Overproduction has long been one of the greatest challenges to the French wine industry but producers appeared to have been getting to grips with the problem. Until this year, France had successfully started a trend of reducing its output, with total production dropping 12 million litres (20 per cent) between the 2000 and 2003 vintages.
But this year French production went up 23 per cent on 2003 to 59 million hectolitres, an increase of over 11 million hectolitres - a quantity of wine equal to the production of Germany and Switzerland combined. To put the increase in even more perspective, Australia, which recently overtook France as the UK's largest source of wine, only produces 13 million hectolitres a year.
With production exceeding demand by as much as 30 per cent, many French winemakers are struggling financially, and a large part of the €70 million package agreed by the French authorities - some €40 million, to be precise - will come in the form of preferential loans for already indebted businesses.

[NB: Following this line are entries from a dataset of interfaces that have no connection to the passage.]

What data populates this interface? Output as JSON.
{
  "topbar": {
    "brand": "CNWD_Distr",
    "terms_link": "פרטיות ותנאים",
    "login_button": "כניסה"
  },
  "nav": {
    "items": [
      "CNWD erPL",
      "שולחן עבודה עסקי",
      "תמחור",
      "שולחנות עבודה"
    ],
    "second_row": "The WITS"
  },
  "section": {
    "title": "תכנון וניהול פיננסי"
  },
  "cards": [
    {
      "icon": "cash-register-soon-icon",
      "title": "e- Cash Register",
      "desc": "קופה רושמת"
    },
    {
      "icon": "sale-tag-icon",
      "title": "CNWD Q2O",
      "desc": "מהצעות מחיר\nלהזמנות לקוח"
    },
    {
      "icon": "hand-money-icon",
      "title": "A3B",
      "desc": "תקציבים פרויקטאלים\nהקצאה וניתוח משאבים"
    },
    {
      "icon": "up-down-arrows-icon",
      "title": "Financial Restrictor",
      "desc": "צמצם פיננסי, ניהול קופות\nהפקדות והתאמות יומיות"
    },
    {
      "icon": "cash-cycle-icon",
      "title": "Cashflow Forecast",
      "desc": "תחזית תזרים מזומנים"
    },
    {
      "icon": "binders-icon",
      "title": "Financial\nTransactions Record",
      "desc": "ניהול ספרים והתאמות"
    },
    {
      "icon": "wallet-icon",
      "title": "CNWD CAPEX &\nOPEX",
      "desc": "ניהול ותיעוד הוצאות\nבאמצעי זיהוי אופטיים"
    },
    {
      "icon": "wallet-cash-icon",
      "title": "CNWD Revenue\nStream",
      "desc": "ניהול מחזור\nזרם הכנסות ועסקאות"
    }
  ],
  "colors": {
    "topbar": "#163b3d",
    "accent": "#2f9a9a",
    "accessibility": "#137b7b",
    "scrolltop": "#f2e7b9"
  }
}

A further €15 million will be made available in low-interest loans for wine co-operatives, while just €3.5 million will be set aside for promoting French wines - a trivial sum compared to the big budgets of New World wine producers such as California's Gallo, which is planning to invest $5 million (€3.8m) in promoting just one brand - ironically, a French red wine called Pont d'Avignon.
But it is not the paucity of cash to promote French wines which is the real problem; there are simply too many producers making too much poor quality wine.
Although the share of quality Appellation d'Origine Controlee (AOC) wines has increased steadily over the last 20 years - from 21 per cent in 1980 to around 49 per cent today - large quantities of cheaper, lower quality wines are still produced. Some 29 per cent of total French output is vin de pays (which at least has some quality restrictions) while 22 per cent is vin de table, whose production is virtually unregulated, at least in quality terms.
Vast quantities of this wine will never be drunk, and there are real fears that the latest financial package will simply allow poor quality production to continue. Granted, the government has set aside cash to finance the early retirement of some 500 or so winemakers, but this is a mere drop in the ocean compared to the thousands of tiny producers currently plying their trade making mediocre wine.
The fear is that the cash offered by the government will simply allow these companies to continue operating - companies which in any other industry would have long succumbed to market forces and fallen by the wayside.
The cash could undoubtedly be better spent on investing in the AOC system, not least in making it less impenetrable to a wine-drinking public demanding simple-to-understand, value-for-money wines - a demand which is currently being met primarily by New World producers.